**RECORDS**:
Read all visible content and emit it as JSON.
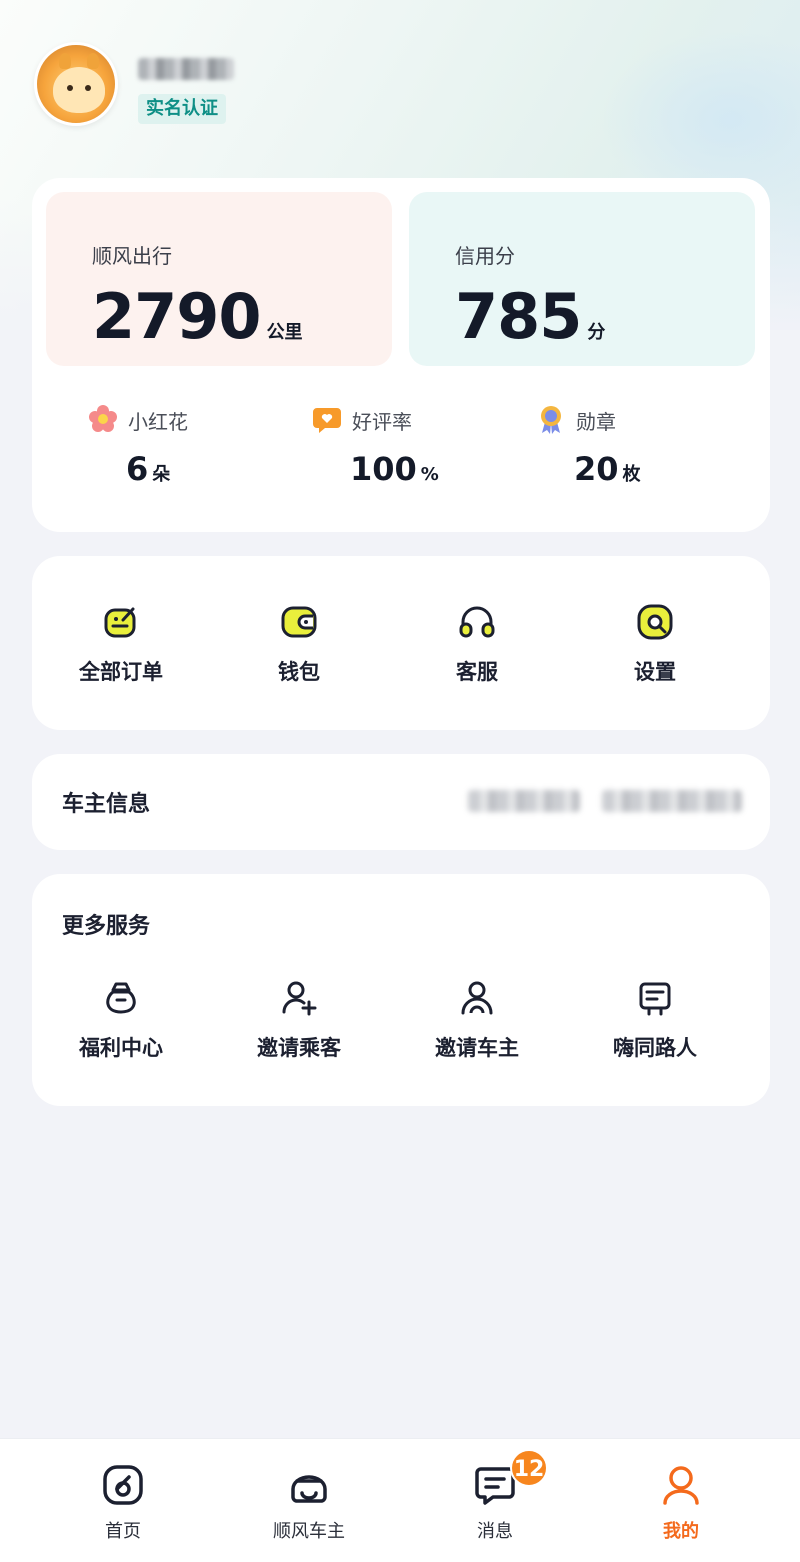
{
  "profile": {
    "verify_badge": "实名认证"
  },
  "stats": {
    "trips": {
      "label": "顺风出行",
      "value": "2790",
      "unit": "公里"
    },
    "credit": {
      "label": "信用分",
      "value": "785",
      "unit": "分"
    },
    "mini": [
      {
        "label": "小红花",
        "value": "6",
        "unit": "朵",
        "icon": "flower-icon",
        "color": "#f26d6d"
      },
      {
        "label": "好评率",
        "value": "100",
        "unit": "%",
        "icon": "heart-bubble-icon",
        "color": "#f79a2a"
      },
      {
        "label": "勋章",
        "value": "20",
        "unit": "枚",
        "icon": "medal-icon",
        "color": "#7b8de8"
      }
    ]
  },
  "actions": [
    {
      "label": "全部订单",
      "icon": "orders-icon"
    },
    {
      "label": "钱包",
      "icon": "wallet-icon"
    },
    {
      "label": "客服",
      "icon": "headset-icon"
    },
    {
      "label": "设置",
      "icon": "settings-icon"
    }
  ],
  "owner": {
    "title": "车主信息"
  },
  "more": {
    "title": "更多服务",
    "items": [
      {
        "label": "福利中心",
        "icon": "gift-bag-icon"
      },
      {
        "label": "邀请乘客",
        "icon": "invite-passenger-icon"
      },
      {
        "label": "邀请车主",
        "icon": "invite-driver-icon"
      },
      {
        "label": "嗨同路人",
        "icon": "chat-board-icon"
      }
    ]
  },
  "tabbar": {
    "items": [
      {
        "label": "首页",
        "icon": "home-icon"
      },
      {
        "label": "顺风车主",
        "icon": "car-icon"
      },
      {
        "label": "消息",
        "icon": "message-icon",
        "badge": "12"
      },
      {
        "label": "我的",
        "icon": "person-icon",
        "active": true
      }
    ],
    "accent": "#f46a1c"
  },
  "colors": {
    "accent_green": "#0e8f86",
    "icon_yellow": "#e9ef3c",
    "badge_orange": "#f7861e"
  }
}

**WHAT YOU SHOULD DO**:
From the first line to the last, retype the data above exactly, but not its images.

**COMPLETED EXERCISE**:
Read all visible content and emit it as JSON.
{
  "profile": {
    "verify_badge": "实名认证"
  },
  "stats": {
    "trips": {
      "label": "顺风出行",
      "value": "2790",
      "unit": "公里"
    },
    "credit": {
      "label": "信用分",
      "value": "785",
      "unit": "分"
    },
    "mini": [
      {
        "label": "小红花",
        "value": "6",
        "unit": "朵",
        "icon": "flower-icon",
        "color": "#f26d6d"
      },
      {
        "label": "好评率",
        "value": "100",
        "unit": "%",
        "icon": "heart-bubble-icon",
        "color": "#f79a2a"
      },
      {
        "label": "勋章",
        "value": "20",
        "unit": "枚",
        "icon": "medal-icon",
        "color": "#7b8de8"
      }
    ]
  },
  "actions": [
    {
      "label": "全部订单",
      "icon": "orders-icon"
    },
    {
      "label": "钱包",
      "icon": "wallet-icon"
    },
    {
      "label": "客服",
      "icon": "headset-icon"
    },
    {
      "label": "设置",
      "icon": "settings-icon"
    }
  ],
  "owner": {
    "title": "车主信息"
  },
  "more": {
    "title": "更多服务",
    "items": [
      {
        "label": "福利中心",
        "icon": "gift-bag-icon"
      },
      {
        "label": "邀请乘客",
        "icon": "invite-passenger-icon"
      },
      {
        "label": "邀请车主",
        "icon": "invite-driver-icon"
      },
      {
        "label": "嗨同路人",
        "icon": "chat-board-icon"
      }
    ]
  },
  "tabbar": {
    "items": [
      {
        "label": "首页",
        "icon": "home-icon"
      },
      {
        "label": "顺风车主",
        "icon": "car-icon"
      },
      {
        "label": "消息",
        "icon": "message-icon",
        "badge": "12"
      },
      {
        "label": "我的",
        "icon": "person-icon",
        "active": true
      }
    ],
    "accent": "#f46a1c"
  },
  "colors": {
    "accent_green": "#0e8f86",
    "icon_yellow": "#e9ef3c",
    "badge_orange": "#f7861e"
  }
}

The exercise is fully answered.